What excites me most about this fellowship is the opportunity to learn and grow as a social change maker, pot-stirrer, and boat-rocker. When I open my eyes and look around, I see the immense amount of work that needs to be done in our world and can’t wait to get started. I’m motivated, willing, and ready.
But throughout my past experiences, I’ve encountered an immense speed-bump on my smoothly paved road of ideal community development: everybody has a different way of doing things. Programs, ideas, and resources around development are saturated with different cultural, religious, and political beliefs. Every village, city, region, and country has a different perspective on how to make social change based on their own knowledge, history, norms, political affiliations, funding opportunities, and media influences – it’s exhausting. I’m continually left wondering who’s right and who’s wrong? What makes development succeed and what makes it fail? Can we point fingers at a specific model, agency, or system or is it entirely dependent on the internal attributes of a community?
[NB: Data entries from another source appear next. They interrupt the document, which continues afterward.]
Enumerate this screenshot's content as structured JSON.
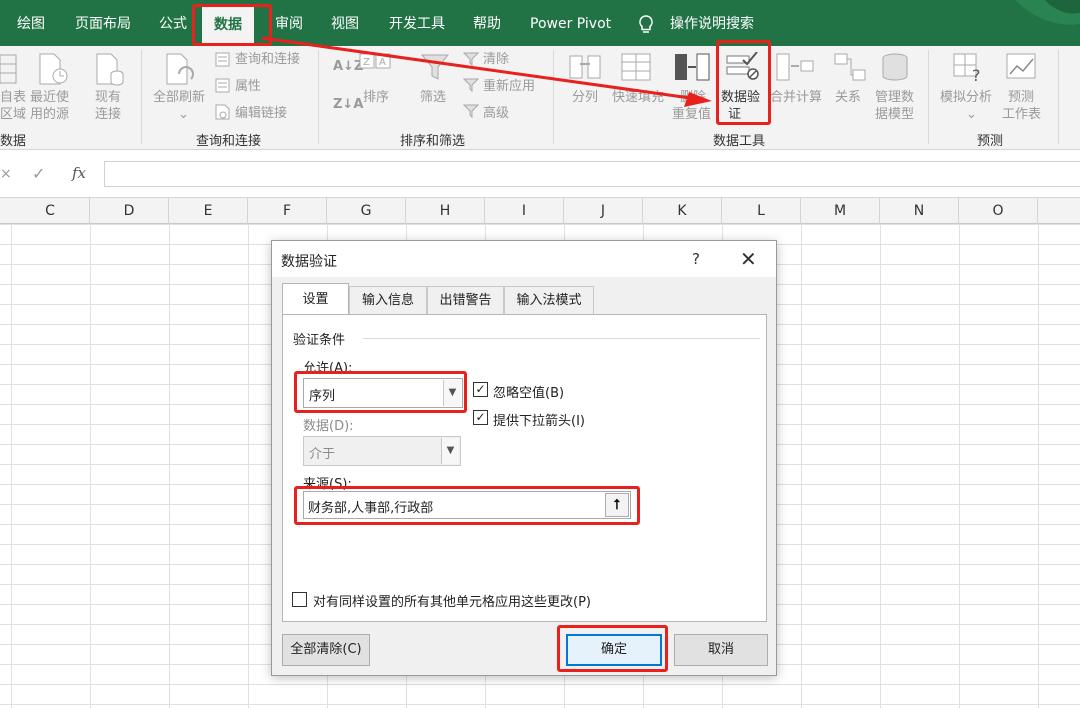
{
  "tabs": [
    "绘图",
    "页面布局",
    "公式",
    "数据",
    "审阅",
    "视图",
    "开发工具",
    "帮助",
    "Power Pivot"
  ],
  "active_tab": "数据",
  "tell_me": "操作说明搜索",
  "ribbon": {
    "get_data": {
      "item1": "自表",
      "item1b": "区域",
      "item2": "最近使",
      "item2b": "用的源",
      "item3": "现有",
      "item3b": "连接",
      "title": "数据"
    },
    "queries": {
      "refresh": "全部刷新",
      "queries_connections": "查询和连接",
      "properties": "属性",
      "edit_links": "编辑链接",
      "title": "查询和连接"
    },
    "sort_filter": {
      "sort": "排序",
      "filter": "筛选",
      "clear": "清除",
      "reapply": "重新应用",
      "advanced": "高级",
      "title": "排序和筛选"
    },
    "data_tools": {
      "split": "分列",
      "flash_fill": "快速填充",
      "remove_dup": "删除",
      "remove_dup2": "重复值",
      "validation": "数据验",
      "validation2": "证",
      "consolidate": "合并计算",
      "relations": "关系",
      "manage_model": "管理数",
      "manage_model2": "据模型",
      "title": "数据工具"
    },
    "forecast": {
      "what_if": "模拟分析",
      "forecast_sheet": "预测",
      "forecast_sheet2": "工作表",
      "title": "预测"
    }
  },
  "formula_bar": {
    "fx": "fx",
    "cancel": "×",
    "enter": "✓"
  },
  "columns": [
    "C",
    "D",
    "E",
    "F",
    "G",
    "H",
    "I",
    "J",
    "K",
    "L",
    "M",
    "N",
    "O"
  ],
  "dialog": {
    "title": "数据验证",
    "help": "?",
    "close": "✕",
    "tabs": [
      "设置",
      "输入信息",
      "出错警告",
      "输入法模式"
    ],
    "section_label": "验证条件",
    "allow_label": "允许(A):",
    "allow_value": "序列",
    "data_label": "数据(D):",
    "data_value": "介于",
    "ignore_blank": "忽略空值(B)",
    "ignore_blank_checked": true,
    "dropdown_arrow": "提供下拉箭头(I)",
    "dropdown_arrow_checked": true,
    "source_label": "来源(S):",
    "source_value": "财务部,人事部,行政部",
    "apply_all": "对有同样设置的所有其他单元格应用这些更改(P)",
    "apply_all_checked": false,
    "clear_all": "全部清除(C)",
    "ok": "确定",
    "cancel": "取消"
  },
  "colors": {
    "excel_green": "#217346",
    "annotation_red": "#e8211d",
    "ok_border": "#0078d7"
  }
}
Reflecting on this very issue reminds me of lyrics to a Michael Franti song I heard once:
“Oh, can’t you see, all the sickness, hunger, and poverty. War on the land and the war on the seas, Oh war is a painful thing…
They say you got to choose your side and, when it’s done, nobody right, nobody wrong. It ended in a great big fight and, when it’s done, nobody right, nobody wrong.”
This year, I want to learn how to facilitate effective community development in a culture and country that I am not a part of. I know that I can’t change a community on my own and I don’t believe that is my (or any sole individual’s) right to do so. I can, however, spark a conversation, access resources, and contribute knowledge. I can bring the tools I possess and my own perspective created from my experiences to a community, organization, or agency. I can contribute a piece to a larger whole.
When I think of those who have influenced and inspired me, I think of individuals who have their feet on the ground but with an understanding of the larger picture of global change. They bring their perspective to the work they do, but allow it to be shaped with every new experience and every encounter with the experiences of others. It is my lifelong goal to continue to develop my understanding of the world by learning from others and allowing these relationships to influence my ideas, sense of self, and the role I decide to play in our global community. I am thrilled to be a part of the AIF program this year and change and grow because of it. I’m motivated, willing, and ready.